The answer to the question above may become a lot clearer next year, according to an article in the Wall Street Journal (Dec. 7, 2013). The high court has agreed to hear an appeal of a case that “has tied the lower courts in knots,” according to the Journal article.
Basically, there has long been a lack of clarity with respect to whether – and when – computer code should get patent protection.
On one side of this digital divide are “new” tech companies like Google, Facebook and Intuit. They believe too many patents have been issued lately, and would like to see courts “apply a more exacting standard when reviewing them.” These firms believe that the pace of technology and innovation are improved when patents are harder to secure.
Opposing them are “old” tech firms like IBM that have spent decades amassing troves of patents. As the Journal sums it up: “Smaller players worry tighter standards on software patents could hurt innovation by making it harder for them to get legal protection for their ideas, while the larger ones fear new standards will trigger attacks on their portfolios.”
According to at least one patent attorney, Matthew Moore of Latham & Watkins LLP in Washington D.C., “this is the biggest patent case we’ve seen in years for the technology sector, and probably the biggest we’ll see for the next decade.”
The suit being heard involves two international banks over a computer program that helps foreign-exchange buyers and sellers settle their trades. One side says that the way it’s done now – with patents that describe a process using an intermediary to settle trades – has been around a long time and doesn’t deserve protection. The other says that their patents did a lot more than just bring an old idea into the computer age, and the software serves as “an electronic intermediary in a particular way”. Interested parties are divided then on how much scrutiny a court should apply to software contracts.
Whichever way this goes, the lack of clear rules in the software industry begs for certainty. But it won’t be easy, according to legal experts. As patent lawyer Ed Reines sums up: “You basically have a ‘you-know-an-innovation-when-you-see-it’ standard. Articulating a test that divides what’s patentable and what isn’t is extremely difficult.”

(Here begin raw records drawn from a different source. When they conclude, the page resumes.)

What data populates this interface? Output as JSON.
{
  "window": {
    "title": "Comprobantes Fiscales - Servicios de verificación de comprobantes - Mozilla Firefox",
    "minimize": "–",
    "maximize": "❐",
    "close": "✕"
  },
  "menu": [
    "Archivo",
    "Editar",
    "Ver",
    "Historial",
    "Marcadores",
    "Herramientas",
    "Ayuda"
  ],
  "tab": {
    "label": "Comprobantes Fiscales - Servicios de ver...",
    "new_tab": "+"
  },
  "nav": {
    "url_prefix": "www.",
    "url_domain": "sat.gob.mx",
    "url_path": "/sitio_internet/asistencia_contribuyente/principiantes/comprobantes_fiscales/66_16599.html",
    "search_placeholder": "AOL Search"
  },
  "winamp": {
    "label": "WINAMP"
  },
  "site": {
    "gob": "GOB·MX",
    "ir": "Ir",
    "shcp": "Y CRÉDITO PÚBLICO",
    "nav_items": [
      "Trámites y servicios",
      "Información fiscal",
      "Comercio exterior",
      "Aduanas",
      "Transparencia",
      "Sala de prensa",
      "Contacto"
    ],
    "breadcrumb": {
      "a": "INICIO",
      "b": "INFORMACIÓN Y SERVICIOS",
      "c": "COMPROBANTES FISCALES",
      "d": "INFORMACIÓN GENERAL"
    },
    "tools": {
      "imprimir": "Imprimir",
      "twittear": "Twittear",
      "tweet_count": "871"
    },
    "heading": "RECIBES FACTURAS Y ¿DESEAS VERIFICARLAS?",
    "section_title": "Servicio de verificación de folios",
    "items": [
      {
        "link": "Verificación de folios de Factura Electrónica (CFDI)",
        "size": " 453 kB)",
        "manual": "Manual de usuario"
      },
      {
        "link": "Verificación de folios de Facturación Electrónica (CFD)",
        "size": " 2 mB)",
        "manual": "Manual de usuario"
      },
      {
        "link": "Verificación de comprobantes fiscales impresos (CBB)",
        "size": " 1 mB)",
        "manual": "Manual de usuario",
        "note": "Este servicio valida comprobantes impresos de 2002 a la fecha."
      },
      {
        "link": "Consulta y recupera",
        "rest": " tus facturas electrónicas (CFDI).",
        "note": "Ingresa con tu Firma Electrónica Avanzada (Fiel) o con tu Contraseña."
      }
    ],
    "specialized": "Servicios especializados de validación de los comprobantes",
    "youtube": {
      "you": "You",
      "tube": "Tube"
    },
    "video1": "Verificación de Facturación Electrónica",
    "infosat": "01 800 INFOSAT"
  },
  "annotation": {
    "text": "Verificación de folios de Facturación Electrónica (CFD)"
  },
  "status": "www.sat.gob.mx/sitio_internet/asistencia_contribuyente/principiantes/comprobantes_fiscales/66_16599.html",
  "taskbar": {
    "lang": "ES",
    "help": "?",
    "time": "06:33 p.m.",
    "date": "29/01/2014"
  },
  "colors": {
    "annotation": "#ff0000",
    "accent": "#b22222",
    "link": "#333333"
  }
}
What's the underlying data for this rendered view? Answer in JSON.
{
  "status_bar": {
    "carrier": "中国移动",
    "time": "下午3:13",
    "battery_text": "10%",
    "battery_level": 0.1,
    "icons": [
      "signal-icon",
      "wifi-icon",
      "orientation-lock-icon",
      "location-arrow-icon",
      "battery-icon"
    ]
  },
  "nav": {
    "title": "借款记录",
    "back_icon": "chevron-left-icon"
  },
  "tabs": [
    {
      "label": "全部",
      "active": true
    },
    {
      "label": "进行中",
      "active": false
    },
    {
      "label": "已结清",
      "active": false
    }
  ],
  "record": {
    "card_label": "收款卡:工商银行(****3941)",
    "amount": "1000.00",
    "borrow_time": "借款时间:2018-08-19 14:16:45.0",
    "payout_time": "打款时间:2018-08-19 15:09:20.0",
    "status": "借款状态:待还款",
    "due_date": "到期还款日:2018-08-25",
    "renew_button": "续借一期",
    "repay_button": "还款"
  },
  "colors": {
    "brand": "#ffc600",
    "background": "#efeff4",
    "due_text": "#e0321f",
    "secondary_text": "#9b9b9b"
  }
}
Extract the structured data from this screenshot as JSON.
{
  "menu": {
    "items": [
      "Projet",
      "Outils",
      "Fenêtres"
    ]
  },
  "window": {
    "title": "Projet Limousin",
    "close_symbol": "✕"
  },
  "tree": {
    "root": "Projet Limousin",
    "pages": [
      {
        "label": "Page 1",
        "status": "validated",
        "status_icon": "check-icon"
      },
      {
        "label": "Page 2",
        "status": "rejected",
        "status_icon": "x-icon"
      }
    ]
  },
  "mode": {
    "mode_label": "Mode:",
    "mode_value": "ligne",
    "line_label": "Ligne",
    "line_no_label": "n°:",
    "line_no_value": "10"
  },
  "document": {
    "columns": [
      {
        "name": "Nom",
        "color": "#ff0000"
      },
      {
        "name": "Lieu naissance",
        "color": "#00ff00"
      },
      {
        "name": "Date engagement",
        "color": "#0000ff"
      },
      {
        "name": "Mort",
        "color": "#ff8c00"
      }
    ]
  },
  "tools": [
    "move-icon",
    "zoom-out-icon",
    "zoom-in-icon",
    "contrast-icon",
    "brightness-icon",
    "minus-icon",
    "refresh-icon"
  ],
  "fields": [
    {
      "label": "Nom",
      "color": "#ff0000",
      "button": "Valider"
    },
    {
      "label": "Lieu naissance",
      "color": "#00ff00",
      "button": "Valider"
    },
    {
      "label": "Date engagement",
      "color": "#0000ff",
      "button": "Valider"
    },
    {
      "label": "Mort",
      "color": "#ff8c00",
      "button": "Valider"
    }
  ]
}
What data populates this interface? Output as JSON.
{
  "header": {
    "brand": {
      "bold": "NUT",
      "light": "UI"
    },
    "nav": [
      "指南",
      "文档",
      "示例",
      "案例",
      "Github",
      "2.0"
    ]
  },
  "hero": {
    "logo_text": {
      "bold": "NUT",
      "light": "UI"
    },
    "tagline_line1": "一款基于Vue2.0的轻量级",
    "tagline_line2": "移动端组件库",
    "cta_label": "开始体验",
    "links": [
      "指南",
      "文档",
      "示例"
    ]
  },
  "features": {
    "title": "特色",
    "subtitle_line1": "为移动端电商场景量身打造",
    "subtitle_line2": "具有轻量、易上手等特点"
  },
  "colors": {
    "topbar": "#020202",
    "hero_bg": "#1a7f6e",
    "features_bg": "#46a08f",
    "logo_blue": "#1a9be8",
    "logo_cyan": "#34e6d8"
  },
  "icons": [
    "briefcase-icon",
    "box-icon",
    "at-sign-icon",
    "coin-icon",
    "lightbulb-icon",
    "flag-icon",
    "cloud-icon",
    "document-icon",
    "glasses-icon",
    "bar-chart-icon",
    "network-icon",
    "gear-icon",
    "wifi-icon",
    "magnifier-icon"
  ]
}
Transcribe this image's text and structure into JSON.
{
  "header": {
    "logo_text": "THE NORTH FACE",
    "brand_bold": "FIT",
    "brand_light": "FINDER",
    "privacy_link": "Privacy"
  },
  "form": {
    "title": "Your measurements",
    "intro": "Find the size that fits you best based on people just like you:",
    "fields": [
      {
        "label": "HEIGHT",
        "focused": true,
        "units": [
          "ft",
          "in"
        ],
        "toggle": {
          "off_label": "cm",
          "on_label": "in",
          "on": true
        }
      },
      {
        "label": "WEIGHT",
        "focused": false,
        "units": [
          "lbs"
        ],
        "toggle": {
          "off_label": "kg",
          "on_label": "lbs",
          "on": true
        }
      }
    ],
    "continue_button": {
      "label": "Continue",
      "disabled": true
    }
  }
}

No date for the high court hearing has been announced, but expect to more about this in the news next year.